Archive Authors E.J. Hutchinson Early Church Fathers Nota Bene Sacred Doctrine

Irenaeus and Incarnation

I’m going to follow up here quickly on a post over at Reformation21 on Warfield and the Incarnation. Warfield notes that, even if the redeemed are able to trace out indications or foretellings of the Incarnation in the created order, that is only because the world God made is the one that would fall and be redeemed: the fall did not surprise God, but was already accounted for when the world came into existence, as was that world’s redemption and restoration. But the motive for the Incarnation itself is everywhere soteriological in Scripture.

One early non-canonical witness to the soteriological motive of the Incarnation is Irenaeus in Against Heresies 5.14, in which his famous motif of “recapitulation” appears. The keynote in this passage in on the susceptibility of the flesh–of human nature–to being saved; but it is sufficiently clear that the terms that would be required to explain the purpose of the Incarnation would be drawn from the same register: reconciliation, the establishment of friendship with God, and so on.1

1. And inasmuch as the apostle has not pronounced against the very substance of flesh and blood, that it cannot inherit the kingdom of God, the same apostle has everywhere adopted the term flesh and blood with regard to the Lord Jesus Christ, partly indeed to establish His human nature (for He did Himself speak of Himself as the Son of man), and partly that He might confirm the salvation of our flesh. For if the flesh were not in a position to be saved, the Word of God would in no wise have become flesh. And if the blood of the righteous were not to be inquired after, the Lord would certainly not have had blood [in His composition]. But inasmuch as blood cries out (vocalis est) from the beginning [of the world], God said to Cain, when he had slain his brother, The voice of your brother’s blood cries to Me. Genesis 4:10 And as their blood will be inquired after, He said to those with Noah, For your blood of your souls will I require, [even] from the hand of all beasts;and again, Whosoever will shed man’s blood, it shall be shed for his blood. In like manner, too, did the Lord say to those who should afterwards shed His blood, All righteous blood shall be required which is shed upon the earth, from the blood of righteous Abel to the blood of Zacharias the son of Barachias, whom you slew between the temple and the altar. Verily I say unto you, All these things shall come upon this generation. He thus points out the recapitulation that should take place in his own person of the effusion of blood from the beginning, of all the righteous men and of the prophets, and that by means of Himself there should be a requisition of their blood.
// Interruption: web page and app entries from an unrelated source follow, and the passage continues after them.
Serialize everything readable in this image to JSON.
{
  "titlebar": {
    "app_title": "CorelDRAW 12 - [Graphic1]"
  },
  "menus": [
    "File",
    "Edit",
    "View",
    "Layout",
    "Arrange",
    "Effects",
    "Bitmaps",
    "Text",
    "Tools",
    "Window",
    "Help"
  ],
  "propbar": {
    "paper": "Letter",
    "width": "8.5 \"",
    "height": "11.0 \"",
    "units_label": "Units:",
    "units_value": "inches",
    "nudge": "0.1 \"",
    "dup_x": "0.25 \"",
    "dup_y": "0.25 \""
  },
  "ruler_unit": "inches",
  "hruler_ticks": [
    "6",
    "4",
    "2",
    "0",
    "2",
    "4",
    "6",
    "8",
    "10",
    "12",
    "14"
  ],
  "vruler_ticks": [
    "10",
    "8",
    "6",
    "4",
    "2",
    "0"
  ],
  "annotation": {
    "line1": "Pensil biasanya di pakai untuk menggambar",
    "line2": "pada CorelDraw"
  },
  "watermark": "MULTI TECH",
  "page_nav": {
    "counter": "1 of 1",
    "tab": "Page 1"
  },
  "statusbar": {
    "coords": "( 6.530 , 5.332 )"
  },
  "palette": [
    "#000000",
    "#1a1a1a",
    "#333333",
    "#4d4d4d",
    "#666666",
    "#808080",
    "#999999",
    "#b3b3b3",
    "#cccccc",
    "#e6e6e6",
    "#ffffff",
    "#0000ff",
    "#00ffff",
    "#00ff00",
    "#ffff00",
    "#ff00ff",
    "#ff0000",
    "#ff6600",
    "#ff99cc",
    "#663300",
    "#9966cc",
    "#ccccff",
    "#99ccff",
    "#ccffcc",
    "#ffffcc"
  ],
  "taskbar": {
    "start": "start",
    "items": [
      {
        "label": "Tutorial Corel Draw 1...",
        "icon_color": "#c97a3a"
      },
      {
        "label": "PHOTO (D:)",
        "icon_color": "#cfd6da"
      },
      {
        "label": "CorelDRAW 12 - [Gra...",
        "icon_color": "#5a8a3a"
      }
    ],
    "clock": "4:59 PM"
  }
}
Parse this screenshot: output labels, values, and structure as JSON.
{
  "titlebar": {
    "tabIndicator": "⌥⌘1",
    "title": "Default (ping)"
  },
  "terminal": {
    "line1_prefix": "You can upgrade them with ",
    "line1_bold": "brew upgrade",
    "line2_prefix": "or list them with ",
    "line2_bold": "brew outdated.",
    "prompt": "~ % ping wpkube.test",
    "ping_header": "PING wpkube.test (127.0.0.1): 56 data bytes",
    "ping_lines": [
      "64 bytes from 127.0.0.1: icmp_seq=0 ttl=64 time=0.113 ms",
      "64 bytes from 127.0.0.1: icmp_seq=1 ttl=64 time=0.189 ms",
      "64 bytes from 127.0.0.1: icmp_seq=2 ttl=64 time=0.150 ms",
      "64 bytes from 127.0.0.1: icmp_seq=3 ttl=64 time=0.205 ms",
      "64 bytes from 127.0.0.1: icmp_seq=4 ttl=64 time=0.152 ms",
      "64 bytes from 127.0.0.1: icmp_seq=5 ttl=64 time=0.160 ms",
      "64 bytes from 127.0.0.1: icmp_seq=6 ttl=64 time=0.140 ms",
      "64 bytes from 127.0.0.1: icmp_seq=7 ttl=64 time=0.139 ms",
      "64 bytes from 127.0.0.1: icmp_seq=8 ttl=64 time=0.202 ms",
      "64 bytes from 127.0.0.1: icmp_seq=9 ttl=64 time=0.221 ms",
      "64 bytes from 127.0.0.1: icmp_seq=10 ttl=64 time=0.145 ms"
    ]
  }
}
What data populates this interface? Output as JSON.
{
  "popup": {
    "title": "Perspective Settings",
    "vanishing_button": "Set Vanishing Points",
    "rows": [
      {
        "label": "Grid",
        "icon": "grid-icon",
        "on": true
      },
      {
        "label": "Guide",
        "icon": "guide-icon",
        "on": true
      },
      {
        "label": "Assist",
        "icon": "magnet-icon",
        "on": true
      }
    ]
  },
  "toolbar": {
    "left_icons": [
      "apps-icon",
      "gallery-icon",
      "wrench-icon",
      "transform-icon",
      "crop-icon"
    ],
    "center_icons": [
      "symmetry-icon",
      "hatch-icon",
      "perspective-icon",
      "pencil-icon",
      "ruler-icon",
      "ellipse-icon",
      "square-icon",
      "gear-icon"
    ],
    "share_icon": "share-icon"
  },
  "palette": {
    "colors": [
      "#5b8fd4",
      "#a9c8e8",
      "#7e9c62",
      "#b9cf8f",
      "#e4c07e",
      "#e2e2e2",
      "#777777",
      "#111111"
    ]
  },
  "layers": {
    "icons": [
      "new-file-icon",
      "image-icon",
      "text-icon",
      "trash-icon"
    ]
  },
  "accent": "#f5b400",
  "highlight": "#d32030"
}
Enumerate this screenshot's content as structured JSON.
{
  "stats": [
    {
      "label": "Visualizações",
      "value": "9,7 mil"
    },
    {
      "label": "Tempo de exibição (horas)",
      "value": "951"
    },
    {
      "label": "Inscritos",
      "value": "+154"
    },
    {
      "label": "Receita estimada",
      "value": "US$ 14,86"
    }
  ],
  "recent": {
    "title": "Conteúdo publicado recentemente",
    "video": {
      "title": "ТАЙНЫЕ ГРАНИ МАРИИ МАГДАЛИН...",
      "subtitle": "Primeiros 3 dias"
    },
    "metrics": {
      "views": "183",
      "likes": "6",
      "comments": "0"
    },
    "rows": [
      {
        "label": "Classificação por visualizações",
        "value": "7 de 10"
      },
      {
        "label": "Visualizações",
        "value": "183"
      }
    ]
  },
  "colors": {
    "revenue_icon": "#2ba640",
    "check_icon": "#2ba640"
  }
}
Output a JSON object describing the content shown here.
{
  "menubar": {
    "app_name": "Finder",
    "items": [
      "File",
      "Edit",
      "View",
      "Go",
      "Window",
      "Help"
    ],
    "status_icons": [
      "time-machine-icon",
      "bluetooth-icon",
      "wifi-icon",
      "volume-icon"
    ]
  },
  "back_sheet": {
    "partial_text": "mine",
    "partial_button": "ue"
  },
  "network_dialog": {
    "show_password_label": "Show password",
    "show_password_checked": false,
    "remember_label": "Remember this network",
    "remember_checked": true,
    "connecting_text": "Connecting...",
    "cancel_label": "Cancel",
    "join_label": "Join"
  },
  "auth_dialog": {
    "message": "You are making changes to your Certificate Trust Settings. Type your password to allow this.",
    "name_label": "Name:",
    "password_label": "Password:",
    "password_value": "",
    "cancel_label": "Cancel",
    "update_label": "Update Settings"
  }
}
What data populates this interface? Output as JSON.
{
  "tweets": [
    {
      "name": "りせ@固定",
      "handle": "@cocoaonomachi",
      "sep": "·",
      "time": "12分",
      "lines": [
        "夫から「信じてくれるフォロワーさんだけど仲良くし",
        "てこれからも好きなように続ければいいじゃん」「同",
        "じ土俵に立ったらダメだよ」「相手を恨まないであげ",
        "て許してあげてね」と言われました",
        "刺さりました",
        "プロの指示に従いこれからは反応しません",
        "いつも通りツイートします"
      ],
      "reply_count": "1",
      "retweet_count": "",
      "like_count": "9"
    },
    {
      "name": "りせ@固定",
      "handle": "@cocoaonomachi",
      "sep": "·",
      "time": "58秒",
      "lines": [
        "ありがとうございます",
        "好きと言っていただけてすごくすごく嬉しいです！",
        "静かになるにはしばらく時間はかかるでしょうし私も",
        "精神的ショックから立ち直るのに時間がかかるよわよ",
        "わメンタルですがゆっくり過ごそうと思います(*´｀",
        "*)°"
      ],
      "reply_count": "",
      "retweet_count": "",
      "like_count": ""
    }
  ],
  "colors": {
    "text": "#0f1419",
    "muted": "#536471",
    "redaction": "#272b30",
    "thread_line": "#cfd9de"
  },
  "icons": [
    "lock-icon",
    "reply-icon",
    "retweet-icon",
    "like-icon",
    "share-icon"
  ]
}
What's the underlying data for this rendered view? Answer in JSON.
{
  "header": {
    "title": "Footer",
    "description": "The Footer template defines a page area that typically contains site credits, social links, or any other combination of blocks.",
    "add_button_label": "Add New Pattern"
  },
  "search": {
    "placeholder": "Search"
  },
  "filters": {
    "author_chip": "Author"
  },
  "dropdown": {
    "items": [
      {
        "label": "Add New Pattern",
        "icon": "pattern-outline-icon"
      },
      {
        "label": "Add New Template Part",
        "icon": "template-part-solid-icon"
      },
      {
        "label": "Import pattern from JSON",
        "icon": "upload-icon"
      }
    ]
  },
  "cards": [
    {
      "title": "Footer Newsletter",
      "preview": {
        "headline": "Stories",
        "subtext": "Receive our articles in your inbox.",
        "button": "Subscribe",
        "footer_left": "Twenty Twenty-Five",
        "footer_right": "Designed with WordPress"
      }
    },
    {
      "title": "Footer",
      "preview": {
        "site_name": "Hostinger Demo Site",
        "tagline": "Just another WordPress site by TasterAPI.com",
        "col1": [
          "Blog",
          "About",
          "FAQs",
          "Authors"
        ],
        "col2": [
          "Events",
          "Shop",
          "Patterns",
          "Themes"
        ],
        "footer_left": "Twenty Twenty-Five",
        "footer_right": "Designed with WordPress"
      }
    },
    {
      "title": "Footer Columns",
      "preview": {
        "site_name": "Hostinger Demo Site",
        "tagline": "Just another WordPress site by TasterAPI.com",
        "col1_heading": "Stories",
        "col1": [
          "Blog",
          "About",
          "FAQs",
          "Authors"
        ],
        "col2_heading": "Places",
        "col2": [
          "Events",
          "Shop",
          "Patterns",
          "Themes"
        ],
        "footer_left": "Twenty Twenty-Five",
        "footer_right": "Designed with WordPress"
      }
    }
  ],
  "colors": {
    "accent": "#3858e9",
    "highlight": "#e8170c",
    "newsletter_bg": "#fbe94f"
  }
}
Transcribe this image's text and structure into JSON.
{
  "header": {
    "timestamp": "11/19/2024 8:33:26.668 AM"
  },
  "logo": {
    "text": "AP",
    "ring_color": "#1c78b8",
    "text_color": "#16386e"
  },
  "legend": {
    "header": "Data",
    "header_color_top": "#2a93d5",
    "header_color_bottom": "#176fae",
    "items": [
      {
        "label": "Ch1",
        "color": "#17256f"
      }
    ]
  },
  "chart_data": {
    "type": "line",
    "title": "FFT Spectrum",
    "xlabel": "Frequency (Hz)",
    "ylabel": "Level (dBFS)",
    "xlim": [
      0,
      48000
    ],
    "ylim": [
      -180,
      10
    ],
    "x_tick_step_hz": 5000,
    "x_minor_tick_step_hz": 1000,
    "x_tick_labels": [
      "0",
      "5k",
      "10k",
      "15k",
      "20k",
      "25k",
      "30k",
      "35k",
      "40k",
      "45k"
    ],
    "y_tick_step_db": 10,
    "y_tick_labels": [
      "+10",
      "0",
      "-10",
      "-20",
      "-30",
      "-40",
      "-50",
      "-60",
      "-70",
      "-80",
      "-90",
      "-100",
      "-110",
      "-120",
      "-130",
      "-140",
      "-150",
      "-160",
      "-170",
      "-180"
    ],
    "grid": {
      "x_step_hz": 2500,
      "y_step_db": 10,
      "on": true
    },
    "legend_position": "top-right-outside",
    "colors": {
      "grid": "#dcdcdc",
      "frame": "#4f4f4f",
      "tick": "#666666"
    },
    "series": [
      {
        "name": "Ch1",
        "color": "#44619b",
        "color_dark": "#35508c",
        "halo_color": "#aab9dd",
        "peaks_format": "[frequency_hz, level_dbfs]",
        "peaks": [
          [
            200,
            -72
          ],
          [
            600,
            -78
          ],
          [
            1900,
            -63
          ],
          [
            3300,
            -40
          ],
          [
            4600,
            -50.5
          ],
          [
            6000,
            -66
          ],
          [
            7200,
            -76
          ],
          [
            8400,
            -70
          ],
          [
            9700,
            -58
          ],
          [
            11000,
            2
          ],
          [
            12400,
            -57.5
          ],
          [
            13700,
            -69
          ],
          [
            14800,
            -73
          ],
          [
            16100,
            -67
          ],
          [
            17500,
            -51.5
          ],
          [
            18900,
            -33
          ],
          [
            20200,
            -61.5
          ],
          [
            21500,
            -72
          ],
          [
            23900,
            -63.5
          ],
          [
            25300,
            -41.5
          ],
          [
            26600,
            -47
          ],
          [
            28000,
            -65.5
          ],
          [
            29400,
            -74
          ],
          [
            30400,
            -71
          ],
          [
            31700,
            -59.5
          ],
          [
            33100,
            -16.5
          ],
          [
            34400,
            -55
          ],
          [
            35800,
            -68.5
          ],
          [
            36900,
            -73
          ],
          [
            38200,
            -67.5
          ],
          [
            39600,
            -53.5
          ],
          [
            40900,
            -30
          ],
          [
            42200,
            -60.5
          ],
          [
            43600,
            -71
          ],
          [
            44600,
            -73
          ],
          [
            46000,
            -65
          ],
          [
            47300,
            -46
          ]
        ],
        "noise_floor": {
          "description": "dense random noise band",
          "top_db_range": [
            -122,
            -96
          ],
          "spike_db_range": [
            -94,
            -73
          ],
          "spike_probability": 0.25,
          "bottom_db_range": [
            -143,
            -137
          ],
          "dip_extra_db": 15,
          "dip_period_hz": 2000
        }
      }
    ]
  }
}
Now this [blood] could not be required unless it also had the capability of being saved; nor would the Lord have summed up these things in Himself, unless He had Himself been made flesh and blood after the way of the original formation [of man], saving in his own person at the end that which had in the beginning perished in Adam.

2. But if the Lord became incarnate for any other order of things, and took flesh of any other substance, He has not then summed up human nature in His own person, nor in that case can He be termed flesh. For flesh has been truly made [to consist in] a transmission of that thing moulded originally from the dust. But if it had been necessary for Him to draw the material [of His body] from another substance, the Father would at the beginning have moulded the material [of flesh] from a different substance [than from what He actually did]. But now the case stands thus, that the Word has saved that which really was [created, viz.,] humanity which had perished, effecting by means of Himself that communion which should be held with it, and seeking out its salvation. But the thing which had perished possessed flesh and blood. For the Lord, taking dust from the earth, moulded man; and it was upon his behalf that all the dispensation of the Lord’s advent took place. He had Himself, therefore, flesh and blood, recapitulating in Himself not a certain other, but that original handiwork of the Father, seeking out that thing which had perished. And for this cause the apostle, in the Epistle to the Colossians, says, And though you were formerly alienated, and enemies to His knowledge by evil works, yet now you have been reconciled in the body of His flesh, through His death, to present yourselves holy and chaste, and without fault in His sight. Colossians 1:21, etc. He says, You have been reconciled in the body of His flesh,because the righteous flesh has reconciled that flesh which was being kept under bondage in sin, and brought it into friendship with God.

  1. I was directed to this passage by Turretin’s discussion of the Incarnation (Institutes loc. 13, q. 3 [vol. 2, 299ff. in the Giger translation]). 

By E.J. Hutchinson

E.J. Hutchinson is Assistant Professor of Classics at Hillsdale College.